→ ACTION ITEM:
Leaving all pictures aside, write out the records below precisely as given.

EXCERPTED RECORDS section start

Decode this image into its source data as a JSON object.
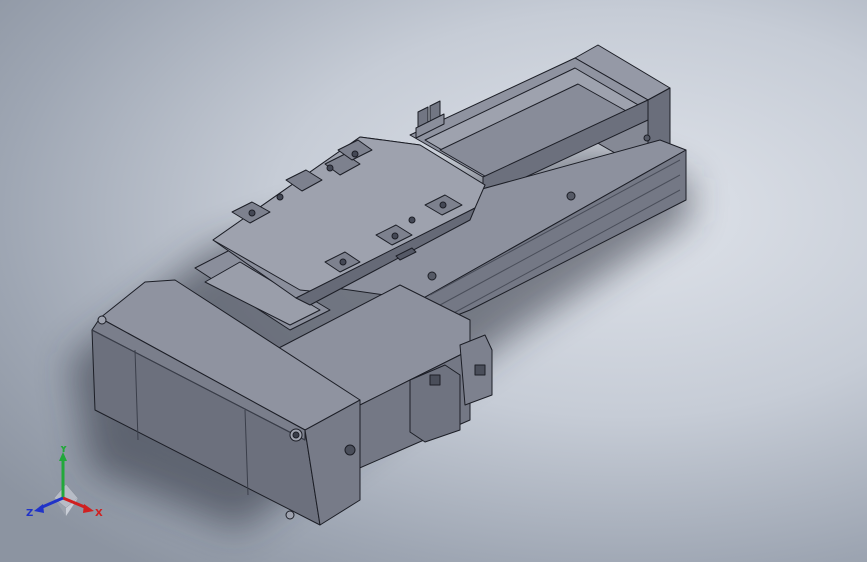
{
  "viewport": {
    "background_center": "#dfe3ea",
    "background_edge": "#8c94a1"
  },
  "model": {
    "body_color": "#7e828f",
    "top_color": "#9599a6",
    "side_color": "#6a6e7b",
    "edge_color": "#1c1e26"
  },
  "triad": {
    "x_label": "X",
    "y_label": "Y",
    "z_label": "Z",
    "x_color": "#d02020",
    "y_color": "#22a83a",
    "z_color": "#2033c8"
  }
}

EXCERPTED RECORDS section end

→ ANSWER TO THIS PROBLEM:
Decode this image into its source data as a JSON object.
{
  "viewport": {
    "background_center": "#dfe3ea",
    "background_edge": "#8c94a1"
  },
  "model": {
    "body_color": "#7e828f",
    "top_color": "#9599a6",
    "side_color": "#6a6e7b",
    "edge_color": "#1c1e26"
  },
  "triad": {
    "x_label": "X",
    "y_label": "Y",
    "z_label": "Z",
    "x_color": "#d02020",
    "y_color": "#22a83a",
    "z_color": "#2033c8"
  }
}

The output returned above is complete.